▸ WORK TASK
Below are entries to return in full. Keep each one exact.

Segment Start: RECORDS SUPPLIED

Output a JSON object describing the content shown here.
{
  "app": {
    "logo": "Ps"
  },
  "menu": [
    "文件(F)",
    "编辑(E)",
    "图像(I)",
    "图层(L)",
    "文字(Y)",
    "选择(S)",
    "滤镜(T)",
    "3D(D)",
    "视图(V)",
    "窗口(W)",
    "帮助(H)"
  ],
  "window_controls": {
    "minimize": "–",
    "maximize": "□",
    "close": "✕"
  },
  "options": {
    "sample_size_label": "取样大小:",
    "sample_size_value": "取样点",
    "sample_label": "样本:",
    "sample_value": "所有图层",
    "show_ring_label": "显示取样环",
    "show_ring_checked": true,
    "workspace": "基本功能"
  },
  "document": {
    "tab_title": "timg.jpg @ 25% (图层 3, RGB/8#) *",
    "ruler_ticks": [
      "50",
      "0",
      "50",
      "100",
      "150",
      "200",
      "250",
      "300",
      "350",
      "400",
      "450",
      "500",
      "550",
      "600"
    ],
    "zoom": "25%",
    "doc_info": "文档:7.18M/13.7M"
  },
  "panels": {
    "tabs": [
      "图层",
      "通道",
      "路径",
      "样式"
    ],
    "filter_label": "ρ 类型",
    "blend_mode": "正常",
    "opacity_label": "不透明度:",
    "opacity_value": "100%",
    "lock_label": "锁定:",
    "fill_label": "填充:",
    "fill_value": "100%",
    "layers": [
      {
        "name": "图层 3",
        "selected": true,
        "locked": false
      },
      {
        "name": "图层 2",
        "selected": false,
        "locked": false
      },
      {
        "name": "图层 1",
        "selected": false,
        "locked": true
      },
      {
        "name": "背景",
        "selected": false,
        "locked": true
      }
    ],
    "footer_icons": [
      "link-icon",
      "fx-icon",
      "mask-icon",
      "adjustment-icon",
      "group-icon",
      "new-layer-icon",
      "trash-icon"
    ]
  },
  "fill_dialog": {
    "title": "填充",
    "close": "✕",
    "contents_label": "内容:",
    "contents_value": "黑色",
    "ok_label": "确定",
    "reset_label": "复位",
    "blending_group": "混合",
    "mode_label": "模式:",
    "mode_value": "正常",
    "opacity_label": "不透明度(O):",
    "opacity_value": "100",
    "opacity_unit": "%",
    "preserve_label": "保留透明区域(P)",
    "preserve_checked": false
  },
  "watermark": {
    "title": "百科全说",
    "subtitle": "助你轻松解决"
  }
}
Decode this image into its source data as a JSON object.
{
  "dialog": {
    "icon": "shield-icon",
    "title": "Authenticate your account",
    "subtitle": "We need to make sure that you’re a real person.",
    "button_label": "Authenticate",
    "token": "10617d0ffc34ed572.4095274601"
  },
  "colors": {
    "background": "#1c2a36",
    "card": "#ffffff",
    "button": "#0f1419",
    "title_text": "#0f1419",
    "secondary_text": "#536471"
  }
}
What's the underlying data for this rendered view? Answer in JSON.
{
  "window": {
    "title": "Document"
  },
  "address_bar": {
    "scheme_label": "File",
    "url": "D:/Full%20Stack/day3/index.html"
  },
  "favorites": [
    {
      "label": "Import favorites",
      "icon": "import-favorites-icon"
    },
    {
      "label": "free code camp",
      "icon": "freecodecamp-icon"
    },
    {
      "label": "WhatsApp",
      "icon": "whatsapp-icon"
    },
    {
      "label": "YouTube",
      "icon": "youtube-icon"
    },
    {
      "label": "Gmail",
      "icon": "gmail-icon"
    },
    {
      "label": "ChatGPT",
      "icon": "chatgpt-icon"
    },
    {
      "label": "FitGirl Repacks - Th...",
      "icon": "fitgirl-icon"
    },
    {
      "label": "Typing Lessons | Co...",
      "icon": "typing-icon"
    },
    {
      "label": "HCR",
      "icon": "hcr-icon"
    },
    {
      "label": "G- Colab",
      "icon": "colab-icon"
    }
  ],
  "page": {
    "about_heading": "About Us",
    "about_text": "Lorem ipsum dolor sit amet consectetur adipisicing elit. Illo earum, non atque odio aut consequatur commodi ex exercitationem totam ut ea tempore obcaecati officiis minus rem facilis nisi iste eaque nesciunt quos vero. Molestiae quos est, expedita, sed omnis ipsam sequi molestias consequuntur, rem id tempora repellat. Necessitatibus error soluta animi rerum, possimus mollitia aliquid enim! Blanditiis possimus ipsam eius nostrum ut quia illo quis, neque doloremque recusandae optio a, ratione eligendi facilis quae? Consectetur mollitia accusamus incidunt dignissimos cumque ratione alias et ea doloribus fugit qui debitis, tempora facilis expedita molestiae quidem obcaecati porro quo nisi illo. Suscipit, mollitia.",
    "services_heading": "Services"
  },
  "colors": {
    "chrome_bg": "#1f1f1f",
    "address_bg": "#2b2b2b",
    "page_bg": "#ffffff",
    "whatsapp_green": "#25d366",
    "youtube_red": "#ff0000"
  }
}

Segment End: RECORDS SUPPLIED

▸ SOLUTION FOR THIS TASK
Output a JSON object describing the content shown here.
{
  "app": {
    "logo": "Ps"
  },
  "menu": [
    "文件(F)",
    "编辑(E)",
    "图像(I)",
    "图层(L)",
    "文字(Y)",
    "选择(S)",
    "滤镜(T)",
    "3D(D)",
    "视图(V)",
    "窗口(W)",
    "帮助(H)"
  ],
  "window_controls": {
    "minimize": "–",
    "maximize": "□",
    "close": "✕"
  },
  "options": {
    "sample_size_label": "取样大小:",
    "sample_size_value": "取样点",
    "sample_label": "样本:",
    "sample_value": "所有图层",
    "show_ring_label": "显示取样环",
    "show_ring_checked": true,
    "workspace": "基本功能"
  },
  "document": {
    "tab_title": "timg.jpg @ 25% (图层 3, RGB/8#) *",
    "ruler_ticks": [
      "50",
      "0",
      "50",
      "100",
      "150",
      "200",
      "250",
      "300",
      "350",
      "400",
      "450",
      "500",
      "550",
      "600"
    ],
    "zoom": "25%",
    "doc_info": "文档:7.18M/13.7M"
  },
  "panels": {
    "tabs": [
      "图层",
      "通道",
      "路径",
      "样式"
    ],
    "filter_label": "ρ 类型",
    "blend_mode": "正常",
    "opacity_label": "不透明度:",
    "opacity_value": "100%",
    "lock_label": "锁定:",
    "fill_label": "填充:",
    "fill_value": "100%",
    "layers": [
      {
        "name": "图层 3",
        "selected": true,
        "locked": false
      },
      {
        "name": "图层 2",
        "selected": false,
        "locked": false
      },
      {
        "name": "图层 1",
        "selected": false,
        "locked": true
      },
      {
        "name": "背景",
        "selected": false,
        "locked": true
      }
    ],
    "footer_icons": [
      "link-icon",
      "fx-icon",
      "mask-icon",
      "adjustment-icon",
      "group-icon",
      "new-layer-icon",
      "trash-icon"
    ]
  },
  "fill_dialog": {
    "title": "填充",
    "close": "✕",
    "contents_label": "内容:",
    "contents_value": "黑色",
    "ok_label": "确定",
    "reset_label": "复位",
    "blending_group": "混合",
    "mode_label": "模式:",
    "mode_value": "正常",
    "opacity_label": "不透明度(O):",
    "opacity_value": "100",
    "opacity_unit": "%",
    "preserve_label": "保留透明区域(P)",
    "preserve_checked": false
  },
  "watermark": {
    "title": "百科全说",
    "subtitle": "助你轻松解决"
  }
}
Decode this image into its source data as a JSON object.
{
  "dialog": {
    "icon": "shield-icon",
    "title": "Authenticate your account",
    "subtitle": "We need to make sure that you’re a real person.",
    "button_label": "Authenticate",
    "token": "10617d0ffc34ed572.4095274601"
  },
  "colors": {
    "background": "#1c2a36",
    "card": "#ffffff",
    "button": "#0f1419",
    "title_text": "#0f1419",
    "secondary_text": "#536471"
  }
}
What's the underlying data for this rendered view? Answer in JSON.
{
  "window": {
    "title": "Document"
  },
  "address_bar": {
    "scheme_label": "File",
    "url": "D:/Full%20Stack/day3/index.html"
  },
  "favorites": [
    {
      "label": "Import favorites",
      "icon": "import-favorites-icon"
    },
    {
      "label": "free code camp",
      "icon": "freecodecamp-icon"
    },
    {
      "label": "WhatsApp",
      "icon": "whatsapp-icon"
    },
    {
      "label": "YouTube",
      "icon": "youtube-icon"
    },
    {
      "label": "Gmail",
      "icon": "gmail-icon"
    },
    {
      "label": "ChatGPT",
      "icon": "chatgpt-icon"
    },
    {
      "label": "FitGirl Repacks - Th...",
      "icon": "fitgirl-icon"
    },
    {
      "label": "Typing Lessons | Co...",
      "icon": "typing-icon"
    },
    {
      "label": "HCR",
      "icon": "hcr-icon"
    },
    {
      "label": "G- Colab",
      "icon": "colab-icon"
    }
  ],
  "page": {
    "about_heading": "About Us",
    "about_text": "Lorem ipsum dolor sit amet consectetur adipisicing elit. Illo earum, non atque odio aut consequatur commodi ex exercitationem totam ut ea tempore obcaecati officiis minus rem facilis nisi iste eaque nesciunt quos vero. Molestiae quos est, expedita, sed omnis ipsam sequi molestias consequuntur, rem id tempora repellat. Necessitatibus error soluta animi rerum, possimus mollitia aliquid enim! Blanditiis possimus ipsam eius nostrum ut quia illo quis, neque doloremque recusandae optio a, ratione eligendi facilis quae? Consectetur mollitia accusamus incidunt dignissimos cumque ratione alias et ea doloribus fugit qui debitis, tempora facilis expedita molestiae quidem obcaecati porro quo nisi illo. Suscipit, mollitia.",
    "services_heading": "Services"
  },
  "colors": {
    "chrome_bg": "#1f1f1f",
    "address_bg": "#2b2b2b",
    "page_bg": "#ffffff",
    "whatsapp_green": "#25d366",
    "youtube_red": "#ff0000"
  }
}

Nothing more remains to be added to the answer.